Market-Based Environmental Management: Issues in Implementation

Date: March 7, 1994
Creator: Moore, John L.; Blodgett, John E.; Copeland, Claudia; Gushee, David E.; Mayer, Susan L.; McCarthy, James E. et al.
Description: Increasingly, efforts to protect integral features of the natural environment that are essential to human well being face a double challenge. First, the magnitude of some conventional and emerging threats to environmental quality is growing, despite solid progress in controlling some causes. This is particularly the concern on a global scale in terms of atmospheric changes and loss of biological diversity. Second, easily-implemented uniform control methods using feasible technologies or other direct regulatory approaches are already in place for many pollution and resource management problems in the United States.
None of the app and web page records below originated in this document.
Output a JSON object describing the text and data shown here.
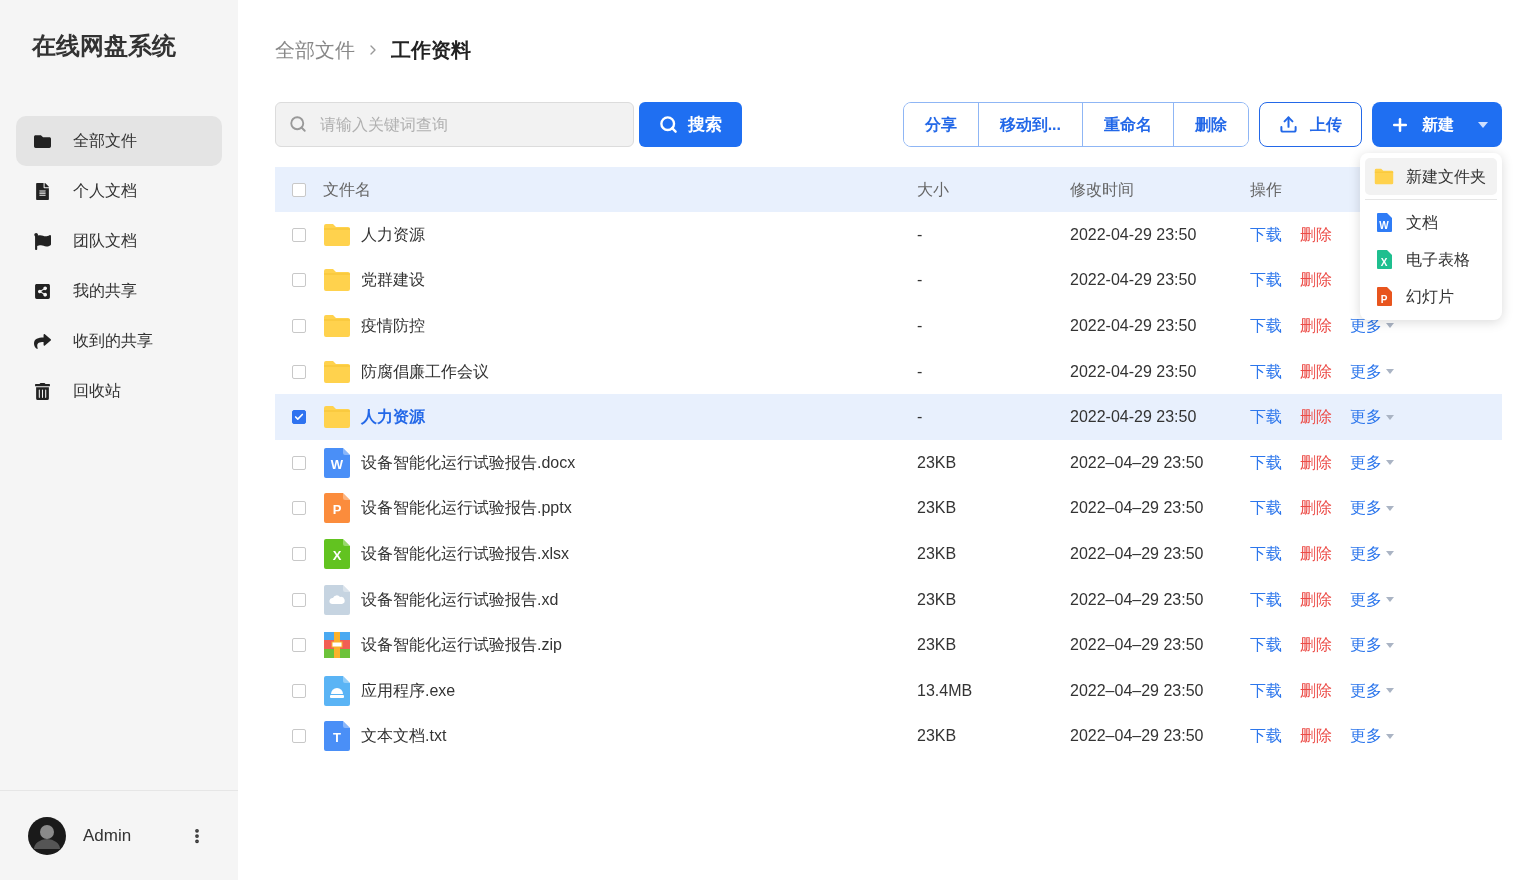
{
  "app_title": "在线网盘系统",
  "sidebar": {
    "items": [
      {
        "label": "全部文件",
        "selected": true
      },
      {
        "label": "个人文档",
        "selected": false
      },
      {
        "label": "团队文档",
        "selected": false
      },
      {
        "label": "我的共享",
        "selected": false
      },
      {
        "label": "收到的共享",
        "selected": false
      },
      {
        "label": "回收站",
        "selected": false
      }
    ],
    "user": {
      "name": "Admin"
    }
  },
  "breadcrumb": [
    {
      "label": "全部文件",
      "current": false
    },
    {
      "label": "工作资料",
      "current": true
    }
  ],
  "search": {
    "placeholder": "请输入关键词查询",
    "button": "搜索"
  },
  "actions_group": [
    "分享",
    "移动到...",
    "重命名",
    "删除"
  ],
  "upload_button": "上传",
  "new_button": "新建",
  "new_menu": [
    {
      "label": "新建文件夹",
      "kind": "folder",
      "selected": true
    },
    {
      "label": "文档",
      "kind": "word",
      "icon_letter": "W",
      "selected": false
    },
    {
      "label": "电子表格",
      "kind": "excel",
      "icon_letter": "X",
      "selected": false
    },
    {
      "label": "幻灯片",
      "kind": "ppt",
      "icon_letter": "P",
      "selected": false
    }
  ],
  "table": {
    "columns": [
      "文件名",
      "大小",
      "修改时间",
      "操作"
    ],
    "all_checked": false,
    "rows": [
      {
        "kind": "folder",
        "name": "人力资源",
        "size": "-",
        "modified": "2022-04-29 23:50",
        "checked": false,
        "actions": [
          {
            "kind": "download",
            "label": "下载"
          },
          {
            "kind": "delete",
            "label": "删除"
          }
        ]
      },
      {
        "kind": "folder",
        "name": "党群建设",
        "size": "-",
        "modified": "2022-04-29 23:50",
        "checked": false,
        "actions": [
          {
            "kind": "download",
            "label": "下载"
          },
          {
            "kind": "delete",
            "label": "删除"
          }
        ]
      },
      {
        "kind": "folder",
        "name": "疫情防控",
        "size": "-",
        "modified": "2022-04-29 23:50",
        "checked": false,
        "actions": [
          {
            "kind": "download",
            "label": "下载"
          },
          {
            "kind": "delete",
            "label": "删除"
          },
          {
            "kind": "more",
            "label": "更多",
            "caret": true
          }
        ]
      },
      {
        "kind": "folder",
        "name": "防腐倡廉工作会议",
        "size": "-",
        "modified": "2022-04-29 23:50",
        "checked": false,
        "actions": [
          {
            "kind": "download",
            "label": "下载"
          },
          {
            "kind": "delete",
            "label": "删除"
          },
          {
            "kind": "more",
            "label": "更多",
            "caret": true
          }
        ]
      },
      {
        "kind": "folder",
        "name": "人力资源",
        "size": "-",
        "modified": "2022-04-29 23:50",
        "checked": true,
        "actions": [
          {
            "kind": "download",
            "label": "下载"
          },
          {
            "kind": "delete",
            "label": "删除"
          },
          {
            "kind": "more",
            "label": "更多",
            "caret": true
          }
        ]
      },
      {
        "kind": "word",
        "icon_letter": "W",
        "name": "设备智能化运行试验报告.docx",
        "size": "23KB",
        "modified": "2022–04–29 23:50",
        "checked": false,
        "actions": [
          {
            "kind": "download",
            "label": "下载"
          },
          {
            "kind": "delete",
            "label": "删除"
          },
          {
            "kind": "more",
            "label": "更多",
            "caret": true
          }
        ]
      },
      {
        "kind": "ppt",
        "icon_letter": "P",
        "name": "设备智能化运行试验报告.pptx",
        "size": "23KB",
        "modified": "2022–04–29 23:50",
        "checked": false,
        "actions": [
          {
            "kind": "download",
            "label": "下载"
          },
          {
            "kind": "delete",
            "label": "删除"
          },
          {
            "kind": "more",
            "label": "更多",
            "caret": true
          }
        ]
      },
      {
        "kind": "excel",
        "icon_letter": "X",
        "name": "设备智能化运行试验报告.xlsx",
        "size": "23KB",
        "modified": "2022–04–29 23:50",
        "checked": false,
        "actions": [
          {
            "kind": "download",
            "label": "下载"
          },
          {
            "kind": "delete",
            "label": "删除"
          },
          {
            "kind": "more",
            "label": "更多",
            "caret": true
          }
        ]
      },
      {
        "kind": "xd",
        "name": "设备智能化运行试验报告.xd",
        "size": "23KB",
        "modified": "2022–04–29 23:50",
        "checked": false,
        "actions": [
          {
            "kind": "download",
            "label": "下载"
          },
          {
            "kind": "delete",
            "label": "删除"
          },
          {
            "kind": "more",
            "label": "更多",
            "caret": true
          }
        ]
      },
      {
        "kind": "zip",
        "name": "设备智能化运行试验报告.zip",
        "size": "23KB",
        "modified": "2022–04–29 23:50",
        "checked": false,
        "actions": [
          {
            "kind": "download",
            "label": "下载"
          },
          {
            "kind": "delete",
            "label": "删除"
          },
          {
            "kind": "more",
            "label": "更多",
            "caret": true
          }
        ]
      },
      {
        "kind": "exe",
        "name": "应用程序.exe",
        "size": "13.4MB",
        "modified": "2022–04–29 23:50",
        "checked": false,
        "actions": [
          {
            "kind": "download",
            "label": "下载"
          },
          {
            "kind": "delete",
            "label": "删除"
          },
          {
            "kind": "more",
            "label": "更多",
            "caret": true
          }
        ]
      },
      {
        "kind": "txt",
        "icon_letter": "T",
        "name": "文本文档.txt",
        "size": "23KB",
        "modified": "2022–04–29 23:50",
        "checked": false,
        "actions": [
          {
            "kind": "download",
            "label": "下载"
          },
          {
            "kind": "delete",
            "label": "删除"
          },
          {
            "kind": "more",
            "label": "更多",
            "caret": true
          }
        ]
      }
    ]
  }
}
Additional progress with so-called command and control policies can be expensive and disruptive, and thus counter productive to overall economic well being. This type of dilemma is common where environmental deterioration results from diffuse and complex causes inherent in technically-advanced high-consumption industrial societies such as the U.S. Solutions to these types of environmental problems are complicated by the diffuse benefits which obscures the net gains of additional controls that have concentrated and highly visible costs. Given this double bind, many policy analysts and academics have for years advocated more cost-effective and flexible approaches relying on market forces to further some environmental management objectives. Although market-based theory and practical environmental policy are ...
Contributing Partner: UNT Libraries Government Documents Department